The New York Yankees are in a 2-0 hole in the American League Championship Series after the Detroit Tigers shut them down twice at Yankee Stadium, winning Game 1 6-4 in 12 innings on Saturday, Oct. 12, and coming back with a 3-0 victory in Game 2 on Sunday, Oct. 13.
Yankee fans thought they had seen the worst of it after New York managed to advance past the Baltimore Orioles in the American League Division Series by a 3-2 margin despite hitting just .211 and scoring 16 runs in the series.
The Yankees beat the Orioles because as bad as the New York bats were, their counterparts from Baltimore were worse. The O's hit just .187 in the five-game series and scored only 10 runs.

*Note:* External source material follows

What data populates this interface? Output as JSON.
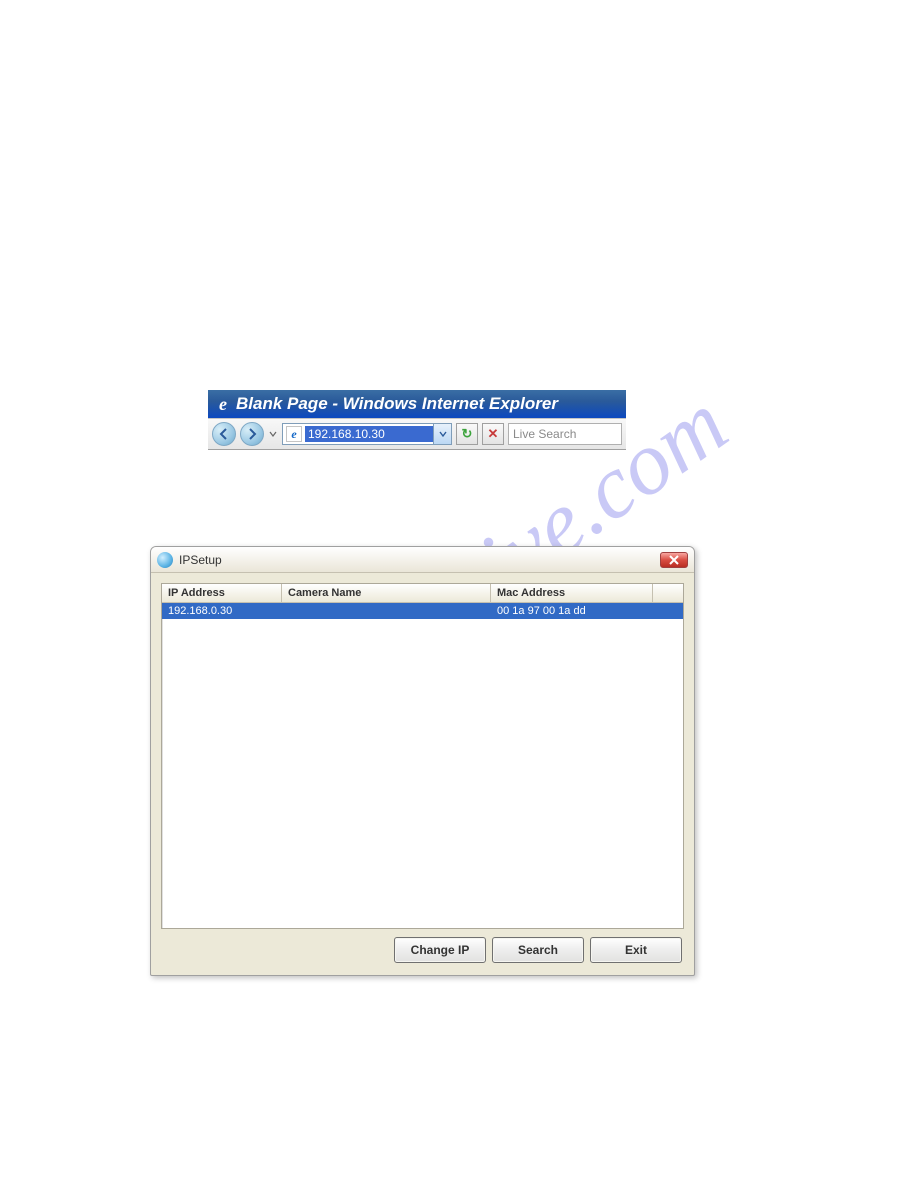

Then there was the ALCS.
Through the first two games, the Yankees have found a way to be worse at the plate. New York is hitting .192 in the first two games of the series and has scored four runs - all of those coming in the bottom of the ninth inning of Game 1.

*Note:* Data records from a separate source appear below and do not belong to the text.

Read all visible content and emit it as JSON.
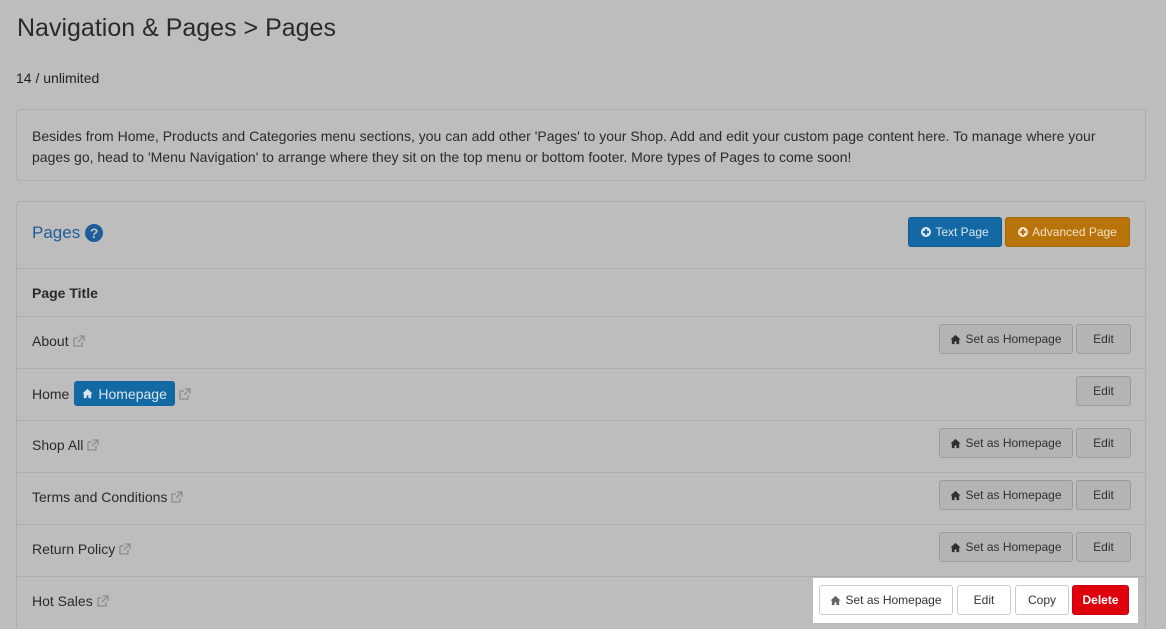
{
  "header": {
    "title": "Navigation & Pages > Pages",
    "count": "14 / unlimited"
  },
  "info": {
    "text": "Besides from Home, Products and Categories menu sections, you can add other 'Pages' to your Shop. Add and edit your custom page content here. To manage where your pages go, head to 'Menu Navigation' to arrange where they sit on the top menu or bottom footer. More types of Pages to come soon!"
  },
  "panel": {
    "title": "Pages",
    "help_icon": "question-circle-icon",
    "text_page_label": "Text Page",
    "advanced_page_label": "Advanced Page",
    "column_header": "Page Title"
  },
  "actions": {
    "set_home": "Set as Homepage",
    "edit": "Edit",
    "copy": "Copy",
    "delete": "Delete"
  },
  "rows": [
    {
      "title": "About",
      "is_homepage": false
    },
    {
      "title": "Home",
      "is_homepage": true,
      "badge": "Homepage"
    },
    {
      "title": "Shop All",
      "is_homepage": false
    },
    {
      "title": "Terms and Conditions",
      "is_homepage": false
    },
    {
      "title": "Return Policy",
      "is_homepage": false
    },
    {
      "title": "Hot Sales",
      "is_homepage": false,
      "highlighted": true
    }
  ],
  "colors": {
    "primary": "#1369a3",
    "warning": "#b8740a",
    "danger": "#e0000d",
    "link": "#1e5c9a"
  }
}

Detroit, meanwhile, is putting up more of a fight at the plate. The Tigers are hitting .271 as a team and have scored nine runs, figures that are downright Ruthian when compared to the punchless Yanks.

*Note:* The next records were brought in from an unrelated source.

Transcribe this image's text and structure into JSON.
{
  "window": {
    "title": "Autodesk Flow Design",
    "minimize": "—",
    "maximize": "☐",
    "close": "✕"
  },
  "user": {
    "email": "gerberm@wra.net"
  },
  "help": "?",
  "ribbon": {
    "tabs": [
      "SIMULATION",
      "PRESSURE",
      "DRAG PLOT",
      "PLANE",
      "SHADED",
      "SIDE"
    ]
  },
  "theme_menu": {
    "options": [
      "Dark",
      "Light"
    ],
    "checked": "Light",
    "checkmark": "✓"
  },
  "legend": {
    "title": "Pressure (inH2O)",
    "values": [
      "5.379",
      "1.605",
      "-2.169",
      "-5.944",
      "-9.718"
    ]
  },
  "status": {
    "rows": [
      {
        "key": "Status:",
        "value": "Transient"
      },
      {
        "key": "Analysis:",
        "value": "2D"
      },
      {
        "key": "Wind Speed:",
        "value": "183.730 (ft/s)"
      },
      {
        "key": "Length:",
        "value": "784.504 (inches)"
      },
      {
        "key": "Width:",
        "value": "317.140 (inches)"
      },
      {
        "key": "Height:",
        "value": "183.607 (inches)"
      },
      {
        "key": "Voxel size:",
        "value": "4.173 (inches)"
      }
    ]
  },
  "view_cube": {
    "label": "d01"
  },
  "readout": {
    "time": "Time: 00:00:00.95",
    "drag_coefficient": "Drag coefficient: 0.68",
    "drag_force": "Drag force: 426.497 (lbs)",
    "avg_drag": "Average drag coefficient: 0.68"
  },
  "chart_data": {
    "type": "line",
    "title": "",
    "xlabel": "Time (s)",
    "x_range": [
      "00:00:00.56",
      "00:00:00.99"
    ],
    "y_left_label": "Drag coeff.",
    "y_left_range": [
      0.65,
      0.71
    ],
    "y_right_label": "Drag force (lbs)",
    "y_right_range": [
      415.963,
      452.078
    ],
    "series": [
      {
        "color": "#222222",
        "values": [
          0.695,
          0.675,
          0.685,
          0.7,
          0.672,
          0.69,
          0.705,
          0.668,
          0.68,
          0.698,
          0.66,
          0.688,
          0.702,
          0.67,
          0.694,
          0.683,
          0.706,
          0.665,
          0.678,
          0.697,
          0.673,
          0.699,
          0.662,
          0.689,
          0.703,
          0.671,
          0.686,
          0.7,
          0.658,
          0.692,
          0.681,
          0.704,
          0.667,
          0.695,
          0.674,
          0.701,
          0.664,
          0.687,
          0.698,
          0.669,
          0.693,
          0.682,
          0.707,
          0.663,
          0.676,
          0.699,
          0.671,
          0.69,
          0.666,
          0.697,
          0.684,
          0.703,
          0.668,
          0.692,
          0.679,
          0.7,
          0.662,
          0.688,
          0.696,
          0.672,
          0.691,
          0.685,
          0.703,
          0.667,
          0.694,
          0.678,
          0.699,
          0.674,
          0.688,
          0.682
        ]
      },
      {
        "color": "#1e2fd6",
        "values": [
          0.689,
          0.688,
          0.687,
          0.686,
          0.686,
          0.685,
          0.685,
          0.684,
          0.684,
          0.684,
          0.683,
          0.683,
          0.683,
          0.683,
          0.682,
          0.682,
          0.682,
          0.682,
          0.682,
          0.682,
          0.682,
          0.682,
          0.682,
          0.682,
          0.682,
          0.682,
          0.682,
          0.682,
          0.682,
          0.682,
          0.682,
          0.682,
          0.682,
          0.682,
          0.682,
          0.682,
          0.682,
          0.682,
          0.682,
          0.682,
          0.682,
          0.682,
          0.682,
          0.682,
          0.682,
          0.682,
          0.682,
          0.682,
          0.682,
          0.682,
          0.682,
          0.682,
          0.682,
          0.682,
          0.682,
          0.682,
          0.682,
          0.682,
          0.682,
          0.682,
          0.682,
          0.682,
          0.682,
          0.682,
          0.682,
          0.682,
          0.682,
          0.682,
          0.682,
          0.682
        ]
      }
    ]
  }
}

Save for Jose Valverde, the Yankee offense has made every Detroit pitcher look like a future Hall of Famer. New York lit up the embattled Tiger closer for four runs-including a pair of two-run home runs by Ichiro Suzuki and Raul Ibanez-in the bottom of the ninth inning of Game 1.
As for the rest of the Detroit staff, the Yankee attack (and this term is used very, very loosely) has made Anibal Sanchez look like Tom Seaver and Doug Fister became the very embodiment of Jim Palmer. Out of the bullpen, the Tigers came at the Bombers with Carl Hubbell (Phil Coke), Lefty Grove (Drew Smyly), Don Drysdale (Octavio Dotel) and Juan Marichal (Joaquin Benoit).
Valverde allowed four runs on three hits while walking one and striking out two in his two-thirds of an inning Saturday night. The rest of the Tiger staff has surrendered 12 hits and zero runs while striking out 18 and walking eight. That's over 20.1 innings. Yikes.
No team in the history of Major League Baseball has ever come back to win a seven-game series after losing the first two games at home. So the Yankees have that going for them. Perhaps, though, the Bronx Bombers can draw some inspiration from their former roommates at the old Polo Grounds.
The San Francisco Giants were once the New York Giants and the Giants and Yankees shared the same home field for 10 seasons, from 1913-22.
The Giants made a little history in the Division Series, coming back to beat the Cincinnati Reds 3-2 after losing the first two games of the series at their home park. It was the first time in MLB history a team had pulled off that feat.
The odds against the Yankees are long indeed. But they've witness history being made just last week by the Giants and they've also been on the wrong side of history when the Boston Red Sox bounced back from a 3-0 deficit to win the 2004 ALCS.
Phil Watson was a writer and editor for several daily newspapers in the U.S. for more than 20 years and is a longtime New York Yankee fan.